Key message 4 – The way information is provided matters.

There are some key elements to pay attention to when designing an information intervention.

  • Making information stand out: Information has to be provided in a way that captures people’s attention. Faced with complex problems and limited attention spans, people often ignore valuable information, and benefit from summaries highlighting key relationships (Hanna et al. 2013). Information interventions may thus fail to improve outcomes if the information they provide is not absorbed by programme participants.
  • Certification is useful: Information is not always trusted. For example, in a recent trial in South Africa, providing jobseekers with certified skills assessments substantially improved employment and earnings, while giving jobseekers the same information without a formal certificate did not 8(Carranza et al. 2018). This suggests that even if jobseekers are aware of their skills, they may not be able to credibly signal these skills to potential employers.
  • People might ignore the new information if it threatens their self-esteem: There is growing evidence that people interpret information in ways that help them maintain a positive image of themselves. For example, Mobius et al. (2011) use performance on an IQ test to show that people will change their self-assessment too much when told they likely did well, and too little when told they likely did not do well. The same subjects do much better at this “belief updating” when their self-esteem is not at stake. In a labour market context, providing information about one’s skills or job prospects is likely to generate a similar type of behaviour. Hence information provision is likely to work better if it is framed in terms of “good news” that does not threaten jobseekers’ self-image. Affirming the jobseekers’ self-worth (such as giving them positive information on other skills) can also help accurate processing (Cohen et al. 2000).

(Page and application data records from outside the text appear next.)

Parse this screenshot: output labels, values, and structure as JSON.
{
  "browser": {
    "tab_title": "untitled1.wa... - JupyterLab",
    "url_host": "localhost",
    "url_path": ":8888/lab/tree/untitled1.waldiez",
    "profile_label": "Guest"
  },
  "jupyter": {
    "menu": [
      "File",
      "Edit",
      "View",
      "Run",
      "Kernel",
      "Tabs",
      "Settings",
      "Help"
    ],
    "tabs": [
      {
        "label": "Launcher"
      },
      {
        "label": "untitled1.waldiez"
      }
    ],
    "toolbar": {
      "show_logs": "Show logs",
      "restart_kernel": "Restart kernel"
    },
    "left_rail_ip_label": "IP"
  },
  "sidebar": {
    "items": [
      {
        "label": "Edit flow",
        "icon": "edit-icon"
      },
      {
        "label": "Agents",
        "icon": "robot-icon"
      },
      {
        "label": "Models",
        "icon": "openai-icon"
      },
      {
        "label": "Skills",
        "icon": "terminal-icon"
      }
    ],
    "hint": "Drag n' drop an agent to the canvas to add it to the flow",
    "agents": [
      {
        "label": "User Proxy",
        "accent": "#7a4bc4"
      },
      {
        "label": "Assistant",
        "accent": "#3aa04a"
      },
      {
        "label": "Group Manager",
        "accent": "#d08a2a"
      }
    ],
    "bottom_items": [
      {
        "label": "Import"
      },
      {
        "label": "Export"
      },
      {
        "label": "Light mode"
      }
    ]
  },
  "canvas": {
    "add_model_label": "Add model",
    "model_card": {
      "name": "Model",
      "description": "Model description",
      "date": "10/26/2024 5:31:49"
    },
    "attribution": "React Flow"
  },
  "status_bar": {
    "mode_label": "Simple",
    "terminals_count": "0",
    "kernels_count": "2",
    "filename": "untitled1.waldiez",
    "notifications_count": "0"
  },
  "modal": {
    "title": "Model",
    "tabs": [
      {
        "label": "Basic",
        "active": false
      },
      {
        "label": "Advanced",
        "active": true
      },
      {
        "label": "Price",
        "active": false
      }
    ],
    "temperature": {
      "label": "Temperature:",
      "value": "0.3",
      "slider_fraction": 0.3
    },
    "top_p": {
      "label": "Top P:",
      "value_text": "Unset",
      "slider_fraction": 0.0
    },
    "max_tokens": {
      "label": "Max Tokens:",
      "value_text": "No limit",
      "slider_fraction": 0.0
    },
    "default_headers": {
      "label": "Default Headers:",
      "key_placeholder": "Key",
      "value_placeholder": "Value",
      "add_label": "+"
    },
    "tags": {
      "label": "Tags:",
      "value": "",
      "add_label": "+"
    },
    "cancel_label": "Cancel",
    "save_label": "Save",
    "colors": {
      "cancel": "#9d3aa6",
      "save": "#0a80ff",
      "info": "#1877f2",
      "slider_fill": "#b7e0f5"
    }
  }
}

A woman looks at a poster advertising jobs on the street, Addis Ababa, Ethiopia. (Photo by In Pictures Ltd./Corbis via Getty Images)


  • 8 Effects in the ‘private’ treatment (without the certificate) were always smaller than the ‘public’ treatment (with certificate), and often statistically so.